» **What this task involves**: The entries are to be repeated exactly, with all pictures omitted.

Extracted data entries:
=== Section Start ===

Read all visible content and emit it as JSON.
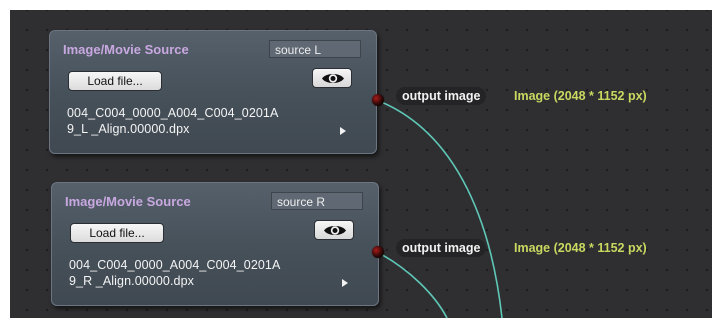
{
  "nodes": [
    {
      "title": "Image/Movie Source",
      "name": "source L",
      "load_label": "Load file...",
      "file_line1": "004_C004_0000_A004_C004_0201A",
      "file_line2": "9_L _Align.00000.dpx",
      "output_port_label": "output image",
      "output_type": "Image (2048 * 1152 px)"
    },
    {
      "title": "Image/Movie Source",
      "name": "source R",
      "load_label": "Load file...",
      "file_line1": "004_C004_0000_A004_C004_0201A",
      "file_line2": "9_R _Align.00000.dpx",
      "output_port_label": "output image",
      "output_type": "Image (2048 * 1152 px)"
    }
  ],
  "icons": {
    "preview": "eye-icon",
    "expand": "triangle-right-icon",
    "port": "output-port-icon"
  },
  "colors": {
    "canvas_bg": "#2f2f31",
    "node_title": "#c8a8e0",
    "wire": "#5fc7b7",
    "type_text": "#c9d860",
    "port": "#aa1a1a"
  }
}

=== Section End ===

» **Task solution**:
Read all visible content and emit it as JSON.
{
  "nodes": [
    {
      "title": "Image/Movie Source",
      "name": "source L",
      "load_label": "Load file...",
      "file_line1": "004_C004_0000_A004_C004_0201A",
      "file_line2": "9_L _Align.00000.dpx",
      "output_port_label": "output image",
      "output_type": "Image (2048 * 1152 px)"
    },
    {
      "title": "Image/Movie Source",
      "name": "source R",
      "load_label": "Load file...",
      "file_line1": "004_C004_0000_A004_C004_0201A",
      "file_line2": "9_R _Align.00000.dpx",
      "output_port_label": "output image",
      "output_type": "Image (2048 * 1152 px)"
    }
  ],
  "icons": {
    "preview": "eye-icon",
    "expand": "triangle-right-icon",
    "port": "output-port-icon"
  },
  "colors": {
    "canvas_bg": "#2f2f31",
    "node_title": "#c8a8e0",
    "wire": "#5fc7b7",
    "type_text": "#c9d860",
    "port": "#aa1a1a"
  }
}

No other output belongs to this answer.